- Interface dataset entries
****

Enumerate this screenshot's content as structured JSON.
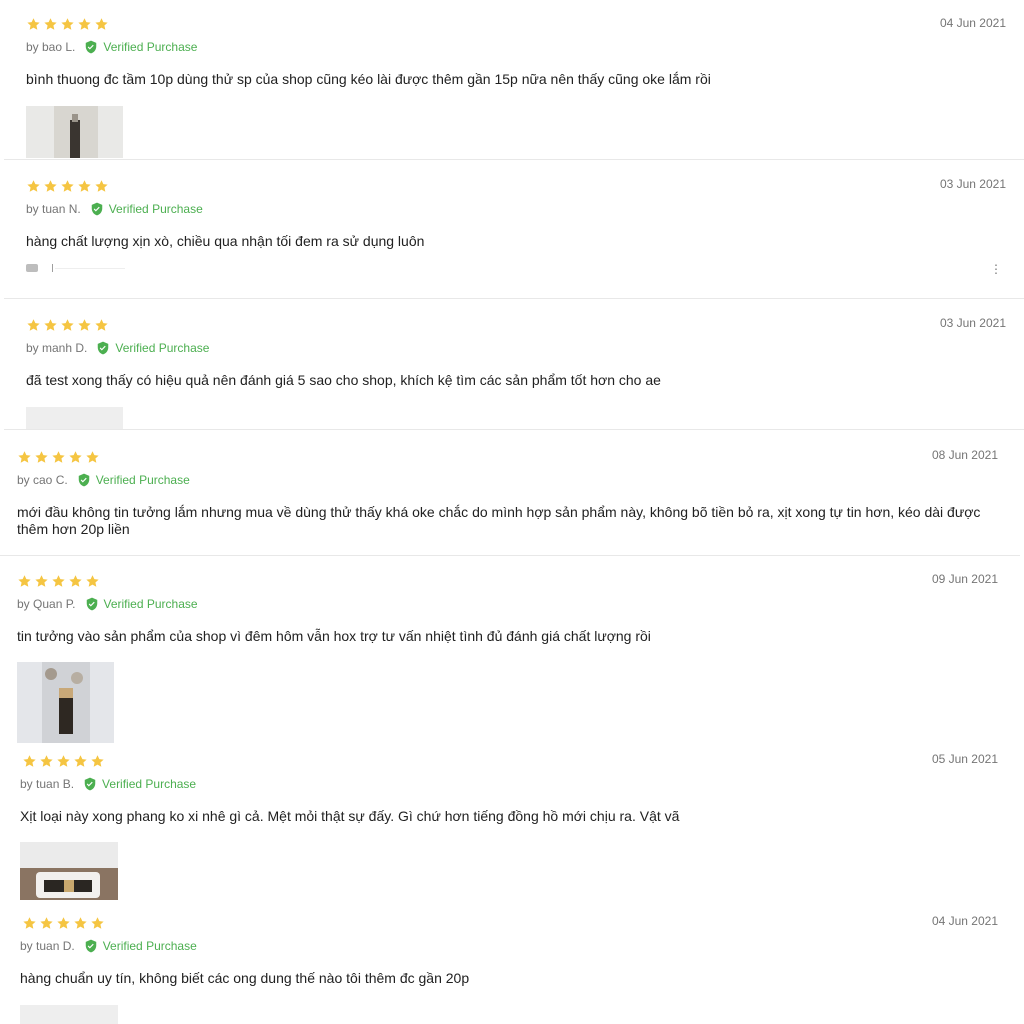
{
  "colors": {
    "star": "#f5c542",
    "verified": "#4caf50",
    "meta": "#757575",
    "text": "#212121",
    "divider": "#e8e8e8"
  },
  "verified_label": "Verified Purchase",
  "reviews": [
    {
      "rating": 5,
      "author": "by bao L.",
      "date": "04 Jun 2021",
      "text": "bình thuong đc tầm 10p dùng thử sp của shop cũng kéo lài được thêm gần 15p nữa nên thấy cũng oke lắm rồi",
      "has_image": true
    },
    {
      "rating": 5,
      "author": "by tuan N.",
      "date": "03 Jun 2021",
      "text": "hàng chất lượng xịn xò, chiều qua nhận tối đem ra sử dụng luôn",
      "has_image": false,
      "has_like": true,
      "more_icon": "⋮"
    },
    {
      "rating": 5,
      "author": "by manh D.",
      "date": "03 Jun 2021",
      "text": "đã test xong thấy có hiệu quả nên đánh giá 5 sao cho shop, khích kệ tìm các sản phẩm tốt hơn cho ae",
      "has_image": true
    },
    {
      "rating": 5,
      "author": "by cao C.",
      "date": "08 Jun 2021",
      "text": "mới đầu không tin tưởng lắm nhưng mua về dùng thử thấy khá oke chắc do mình hợp sản phẩm này, không bõ tiền bỏ ra, xịt xong tự tin hơn, kéo dài được thêm hơn 20p liền",
      "has_image": false
    },
    {
      "rating": 5,
      "author": "by Quan P.",
      "date": "09 Jun 2021",
      "text": "tin tưởng vào sản phẩm của shop vì đêm hôm vẫn hox trợ tư vấn nhiệt tình đủ đánh giá chất lượng rồi",
      "has_image": true
    },
    {
      "rating": 5,
      "author": "by tuan B.",
      "date": "05 Jun 2021",
      "text": "Xịt loại này xong phang ko xi nhê gì cả. Mệt mỏi thật sự đấy. Gì chứ hơn tiếng đồng hồ mới chịu ra. Vật vã",
      "has_image": true
    },
    {
      "rating": 5,
      "author": "by tuan D.",
      "date": "04 Jun 2021",
      "text": "hàng chuẩn uy tín, không biết các ong dung thế nào tôi thêm đc gần 20p",
      "has_image": true
    }
  ]
}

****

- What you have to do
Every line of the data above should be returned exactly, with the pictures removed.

- Written reply
Enumerate this screenshot's content as structured JSON.
{
  "colors": {
    "star": "#f5c542",
    "verified": "#4caf50",
    "meta": "#757575",
    "text": "#212121",
    "divider": "#e8e8e8"
  },
  "verified_label": "Verified Purchase",
  "reviews": [
    {
      "rating": 5,
      "author": "by bao L.",
      "date": "04 Jun 2021",
      "text": "bình thuong đc tầm 10p dùng thử sp của shop cũng kéo lài được thêm gần 15p nữa nên thấy cũng oke lắm rồi",
      "has_image": true
    },
    {
      "rating": 5,
      "author": "by tuan N.",
      "date": "03 Jun 2021",
      "text": "hàng chất lượng xịn xò, chiều qua nhận tối đem ra sử dụng luôn",
      "has_image": false,
      "has_like": true,
      "more_icon": "⋮"
    },
    {
      "rating": 5,
      "author": "by manh D.",
      "date": "03 Jun 2021",
      "text": "đã test xong thấy có hiệu quả nên đánh giá 5 sao cho shop, khích kệ tìm các sản phẩm tốt hơn cho ae",
      "has_image": true
    },
    {
      "rating": 5,
      "author": "by cao C.",
      "date": "08 Jun 2021",
      "text": "mới đầu không tin tưởng lắm nhưng mua về dùng thử thấy khá oke chắc do mình hợp sản phẩm này, không bõ tiền bỏ ra, xịt xong tự tin hơn, kéo dài được thêm hơn 20p liền",
      "has_image": false
    },
    {
      "rating": 5,
      "author": "by Quan P.",
      "date": "09 Jun 2021",
      "text": "tin tưởng vào sản phẩm của shop vì đêm hôm vẫn hox trợ tư vấn nhiệt tình đủ đánh giá chất lượng rồi",
      "has_image": true
    },
    {
      "rating": 5,
      "author": "by tuan B.",
      "date": "05 Jun 2021",
      "text": "Xịt loại này xong phang ko xi nhê gì cả. Mệt mỏi thật sự đấy. Gì chứ hơn tiếng đồng hồ mới chịu ra. Vật vã",
      "has_image": true
    },
    {
      "rating": 5,
      "author": "by tuan D.",
      "date": "04 Jun 2021",
      "text": "hàng chuẩn uy tín, không biết các ong dung thế nào tôi thêm đc gần 20p",
      "has_image": true
    }
  ]
}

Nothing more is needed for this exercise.